Top institutions that offer master’s programs designed around intimate learning environments and high levels of faculty/student interaction will likely be able to navigate the growth of low-cost online degrees. These schools have the advantage of not depending on the revenue from master’s programs to balance the books to the same extent as less wealthy institutions. They can survive on smaller programs that are financially sustainable, if not large generators of extra cash.
Nonelite institutions will find themselves increasingly competing head-on with top schools in the master’s space, both in nondegree online certificate programs and new online degree programs.
Worry No. 4: A Move Away From Learning Innovation
We wrote Learning Innovation and the Future of Higher Education to mark what we saw as a shift in higher education toward an investment in student learning. This was brought about through a fortunate combination of new technological possibilities, a relatively recent history of attempting to understand and theorize about learning in higher education, and a recognition of the need to create institutional mechanisms to support technology, learning design and faculty development.
Some of this shift was reactionary. The MOOC anxiety of the early 2010s instigated much of this momentum. The sky was falling and everyone was looking for cover.
But with this reaction came a growing remembering of the importance of student learning to the fundamental mission of higher education. Universities and colleges were not only in the business of research, scholarship and basketball, nor were they only in the business of helping students simply get the skills needed to land jobs.
It’s not that learning ever stopped being key to higher education’s mission -- many colleges built their reputation on this fact -- it’s that it didn’t often get the investment and attention it needed across the higher education ecosystem.

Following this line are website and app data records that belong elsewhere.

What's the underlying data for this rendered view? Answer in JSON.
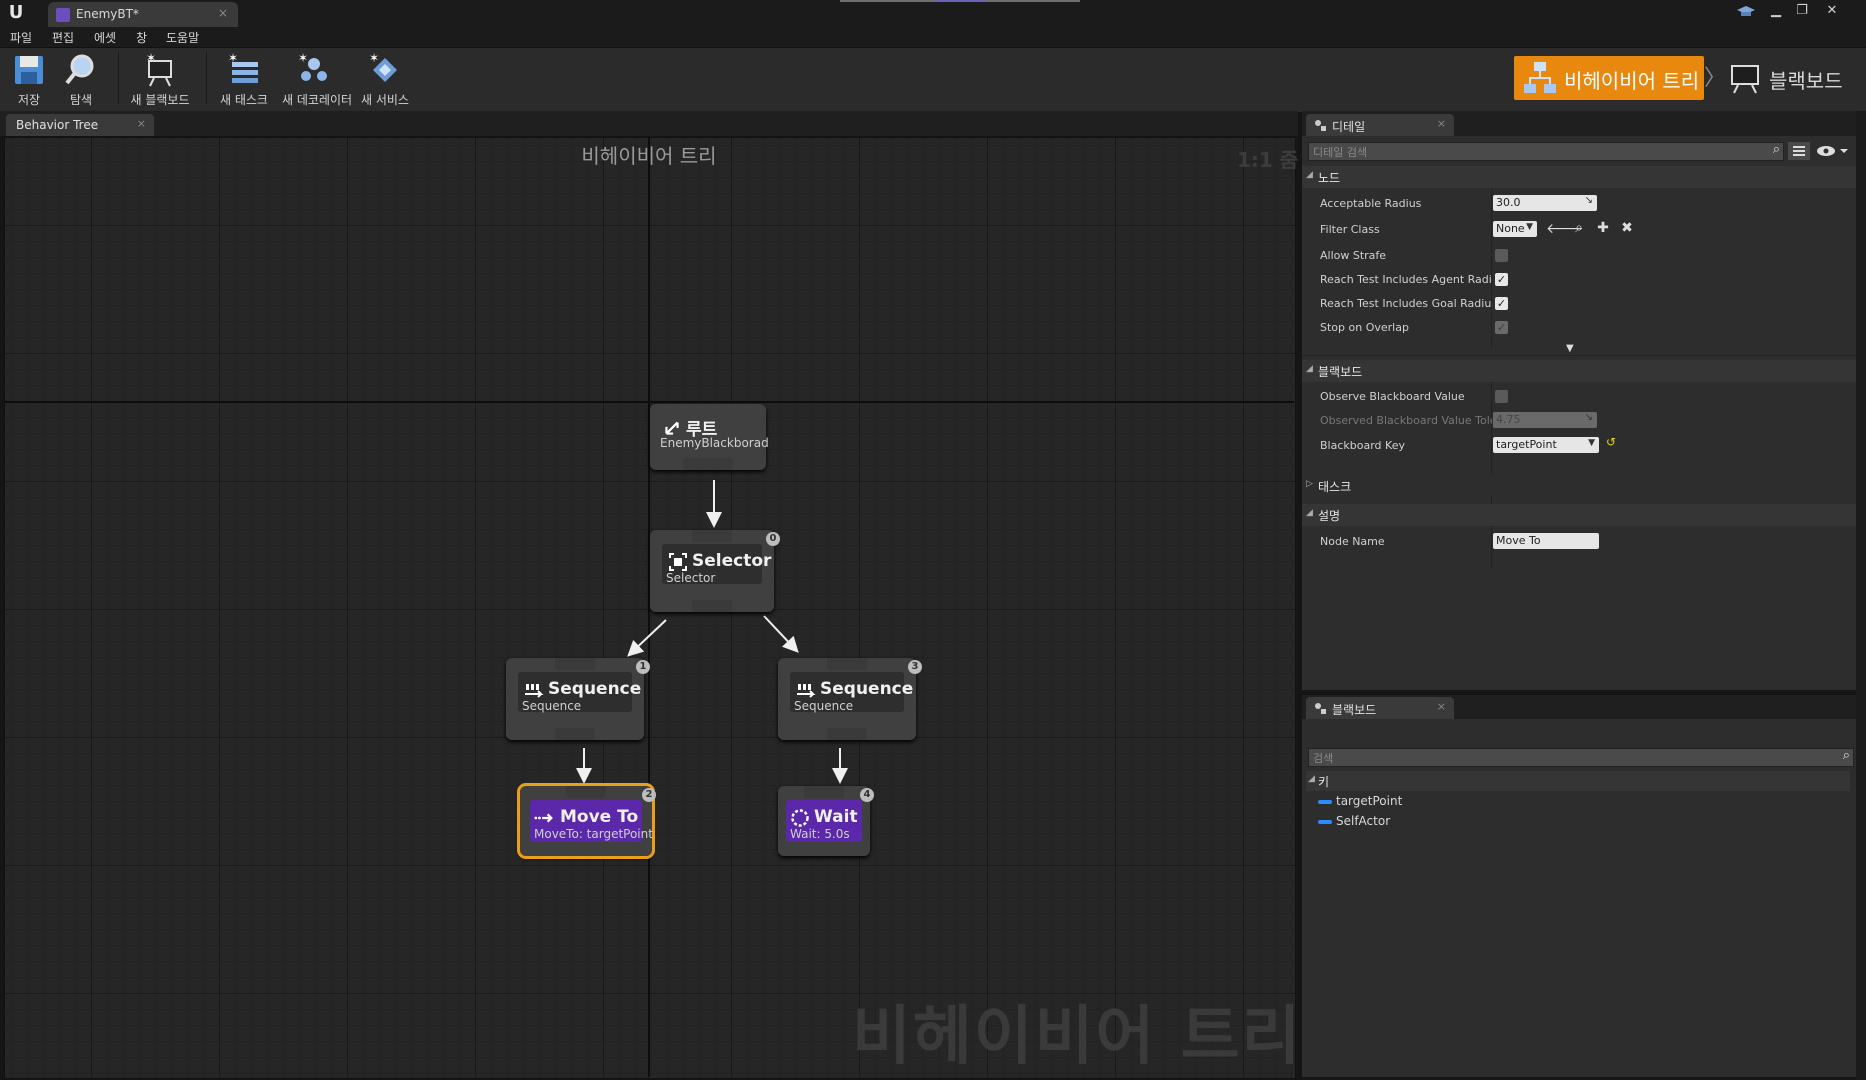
{
  "window": {
    "tab_title": "EnemyBT*",
    "tab_close": "×",
    "min": "▁",
    "max": "❐",
    "close": "✕"
  },
  "menu": [
    "파일",
    "편집",
    "에셋",
    "창",
    "도움말"
  ],
  "toolbar": {
    "save": "저장",
    "browse": "탐색",
    "new_blackboard": "새 블랙보드",
    "new_task": "새 태스크",
    "new_decorator": "새 데코레이터",
    "new_service": "새 서비스"
  },
  "modes": {
    "behavior_tree": "비헤이비어 트리",
    "chevron": "〉",
    "blackboard": "블랙보드"
  },
  "graph": {
    "tab": "Behavior Tree",
    "tab_close": "×",
    "title": "비헤이비어 트리",
    "zoom": "1:1 줌",
    "watermark": "비헤이비어 트리",
    "nodes": {
      "root": {
        "title": "루트",
        "sub": "EnemyBlackborad"
      },
      "selector": {
        "title": "Selector",
        "sub": "Selector",
        "index": "0"
      },
      "seq1": {
        "title": "Sequence",
        "sub": "Sequence",
        "index": "1"
      },
      "seq2": {
        "title": "Sequence",
        "sub": "Sequence",
        "index": "3"
      },
      "moveto": {
        "title": "Move To",
        "sub": "MoveTo: targetPoint",
        "index": "2"
      },
      "wait": {
        "title": "Wait",
        "sub": "Wait: 5.0s",
        "index": "4"
      }
    }
  },
  "details": {
    "tab": "디테일",
    "tab_close": "×",
    "search_placeholder": "디테일 검색",
    "cat_node": "노드",
    "acceptable_radius_label": "Acceptable Radius",
    "acceptable_radius_value": "30.0",
    "filter_class_label": "Filter Class",
    "filter_class_value": "None",
    "allow_strafe_label": "Allow Strafe",
    "reach_agent_label": "Reach Test Includes Agent Radius",
    "reach_goal_label": "Reach Test Includes Goal Radius",
    "stop_overlap_label": "Stop on Overlap",
    "cat_blackboard": "블랙보드",
    "observe_bb_label": "Observe Blackboard Value",
    "observed_tol_label": "Observed Blackboard Value Tolerance",
    "observed_tol_value": "4.75",
    "bb_key_label": "Blackboard Key",
    "bb_key_value": "targetPoint",
    "cat_task": "태스크",
    "cat_desc": "설명",
    "node_name_label": "Node Name",
    "node_name_value": "Move To",
    "check": "✓"
  },
  "blackboard": {
    "tab": "블랙보드",
    "tab_close": "×",
    "search_placeholder": "검색",
    "cat_keys": "키",
    "keys": [
      "targetPoint",
      "SelfActor"
    ]
  },
  "colors": {
    "accent_orange": "#e8880f",
    "task_purple": "#5a28a8",
    "key_blue": "#2a8cff",
    "selection": "#e9a018"
  }
}
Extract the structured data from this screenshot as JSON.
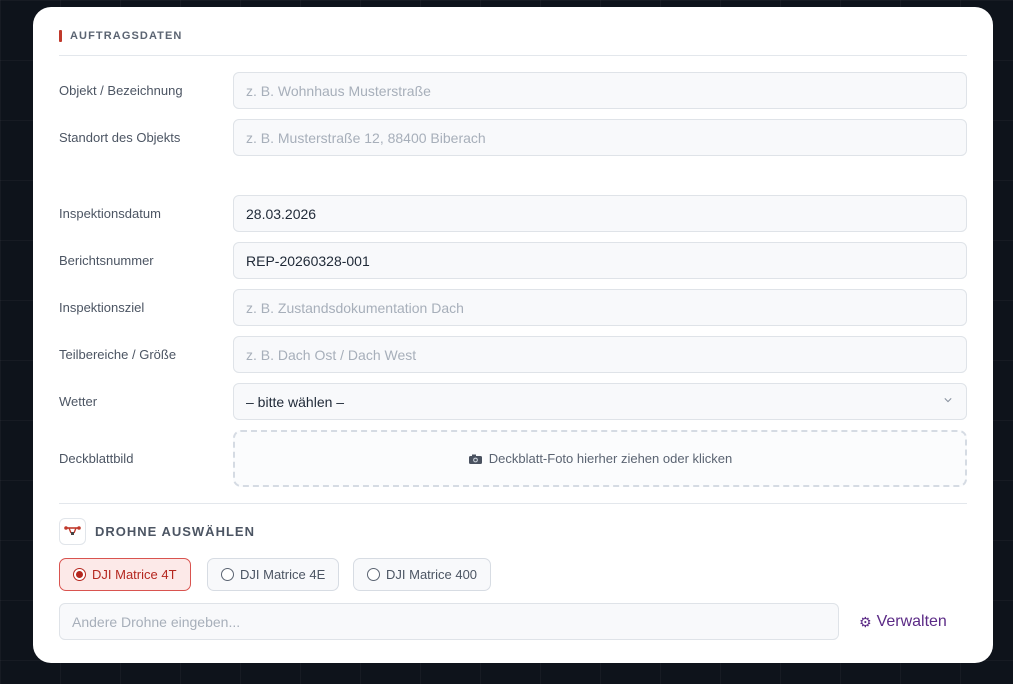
{
  "section": {
    "title": "AUFTRAGSDATEN"
  },
  "fields": {
    "objekt": {
      "label": "Objekt / Bezeichnung",
      "value": "",
      "placeholder": "z. B. Wohnhaus Musterstraße"
    },
    "standort": {
      "label": "Standort des Objekts",
      "value": "",
      "placeholder": "z. B. Musterstraße 12, 88400 Biberach"
    },
    "datum": {
      "label": "Inspektionsdatum",
      "value": "28.03.2026"
    },
    "bericht": {
      "label": "Berichtsnummer",
      "value": "REP-20260328-001"
    },
    "ziel": {
      "label": "Inspektionsziel",
      "value": "",
      "placeholder": "z. B. Zustandsdokumentation Dach"
    },
    "teilbereiche": {
      "label": "Teilbereiche / Größe",
      "value": "",
      "placeholder": "z. B. Dach Ost / Dach West"
    },
    "wetter": {
      "label": "Wetter",
      "selected": "– bitte wählen –"
    },
    "deckblatt": {
      "label": "Deckblattbild",
      "drop_text": "Deckblatt-Foto hierher ziehen oder klicken",
      "icon": "camera-icon"
    }
  },
  "drone": {
    "title": "DROHNE AUSWÄHLEN",
    "icon": "drone-icon",
    "options": [
      {
        "label": "DJI Matrice 4T",
        "selected": true
      },
      {
        "label": "DJI Matrice 4E",
        "selected": false
      },
      {
        "label": "DJI Matrice 400",
        "selected": false
      }
    ],
    "other_placeholder": "Andere Drohne eingeben...",
    "manage_label": "Verwalten",
    "manage_icon": "gear-icon"
  },
  "colors": {
    "accent": "#c0392b",
    "selected_bg": "#fce9e8",
    "manage": "#5b2a86"
  }
}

Whatever the causes, many colleges and universities reinvested in learning in the past decade. They recognized that in the changing economic and political landscapes of the 21st century, the most necessary skill students could develop is an ability to be lifelong learners.
The triangulation of helping students mature into lifelong learners, of creating new knowledge and of contributing to the common good is unique to higher education. This tripart function, though, only is successful if student learning is given the same prominence, investment and strategic position as research, sports and fundraising.
We’re concerned that this prominence will diminish as the obvious threat from the outside is less visible, less dire. We’re concerned that anxiety about demographic shifts and economic pressures will shift attention away from what is fundamental to the current and future success of higher education.
Will we continue to reduce supporting faculty in the design and development of courses of study that encourage flexibility of mind and the necessary literacies and cognitive capacities of the 21st century?